## TASK DESCRIPTION
For the entries that follow, produce an exact copy with no pictures in it.
___ DATA TO USE ___
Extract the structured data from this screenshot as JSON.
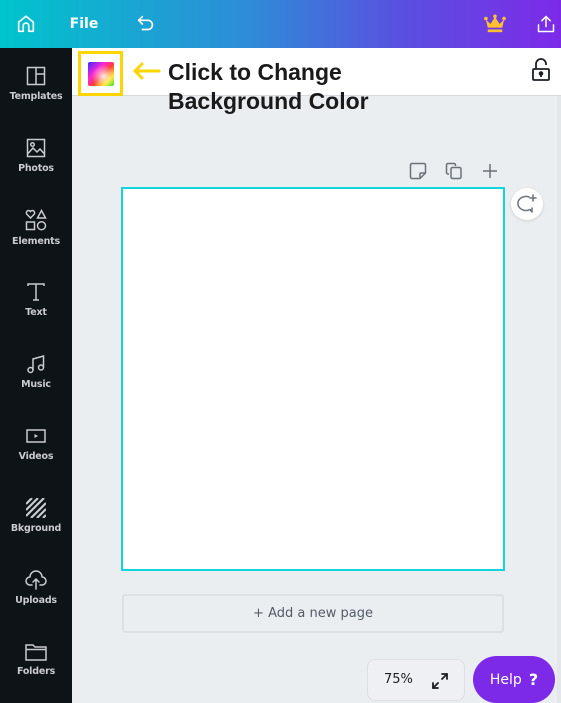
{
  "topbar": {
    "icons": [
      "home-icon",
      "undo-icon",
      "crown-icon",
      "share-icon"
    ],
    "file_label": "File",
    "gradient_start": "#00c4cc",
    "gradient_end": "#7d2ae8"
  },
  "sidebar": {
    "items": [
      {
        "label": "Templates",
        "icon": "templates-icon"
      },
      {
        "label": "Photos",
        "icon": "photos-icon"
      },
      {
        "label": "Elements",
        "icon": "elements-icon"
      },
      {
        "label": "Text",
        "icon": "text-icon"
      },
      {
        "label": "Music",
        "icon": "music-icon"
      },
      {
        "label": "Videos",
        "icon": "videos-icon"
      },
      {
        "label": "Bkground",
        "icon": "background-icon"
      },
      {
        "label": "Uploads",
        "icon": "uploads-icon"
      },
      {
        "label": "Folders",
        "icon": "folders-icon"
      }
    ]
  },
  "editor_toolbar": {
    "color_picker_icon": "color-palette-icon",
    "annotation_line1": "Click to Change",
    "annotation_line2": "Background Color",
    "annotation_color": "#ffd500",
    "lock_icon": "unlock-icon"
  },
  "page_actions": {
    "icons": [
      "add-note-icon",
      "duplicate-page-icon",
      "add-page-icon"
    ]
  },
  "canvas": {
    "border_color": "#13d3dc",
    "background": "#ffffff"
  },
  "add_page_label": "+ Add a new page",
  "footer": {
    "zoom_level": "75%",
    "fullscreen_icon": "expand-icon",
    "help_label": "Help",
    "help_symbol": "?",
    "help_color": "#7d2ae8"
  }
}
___
## RESPONSE
Extract the structured data from this screenshot as JSON.
{
  "topbar": {
    "icons": [
      "home-icon",
      "undo-icon",
      "crown-icon",
      "share-icon"
    ],
    "file_label": "File",
    "gradient_start": "#00c4cc",
    "gradient_end": "#7d2ae8"
  },
  "sidebar": {
    "items": [
      {
        "label": "Templates",
        "icon": "templates-icon"
      },
      {
        "label": "Photos",
        "icon": "photos-icon"
      },
      {
        "label": "Elements",
        "icon": "elements-icon"
      },
      {
        "label": "Text",
        "icon": "text-icon"
      },
      {
        "label": "Music",
        "icon": "music-icon"
      },
      {
        "label": "Videos",
        "icon": "videos-icon"
      },
      {
        "label": "Bkground",
        "icon": "background-icon"
      },
      {
        "label": "Uploads",
        "icon": "uploads-icon"
      },
      {
        "label": "Folders",
        "icon": "folders-icon"
      }
    ]
  },
  "editor_toolbar": {
    "color_picker_icon": "color-palette-icon",
    "annotation_line1": "Click to Change",
    "annotation_line2": "Background Color",
    "annotation_color": "#ffd500",
    "lock_icon": "unlock-icon"
  },
  "page_actions": {
    "icons": [
      "add-note-icon",
      "duplicate-page-icon",
      "add-page-icon"
    ]
  },
  "canvas": {
    "border_color": "#13d3dc",
    "background": "#ffffff"
  },
  "add_page_label": "+ Add a new page",
  "footer": {
    "zoom_level": "75%",
    "fullscreen_icon": "expand-icon",
    "help_label": "Help",
    "help_symbol": "?",
    "help_color": "#7d2ae8"
  }
}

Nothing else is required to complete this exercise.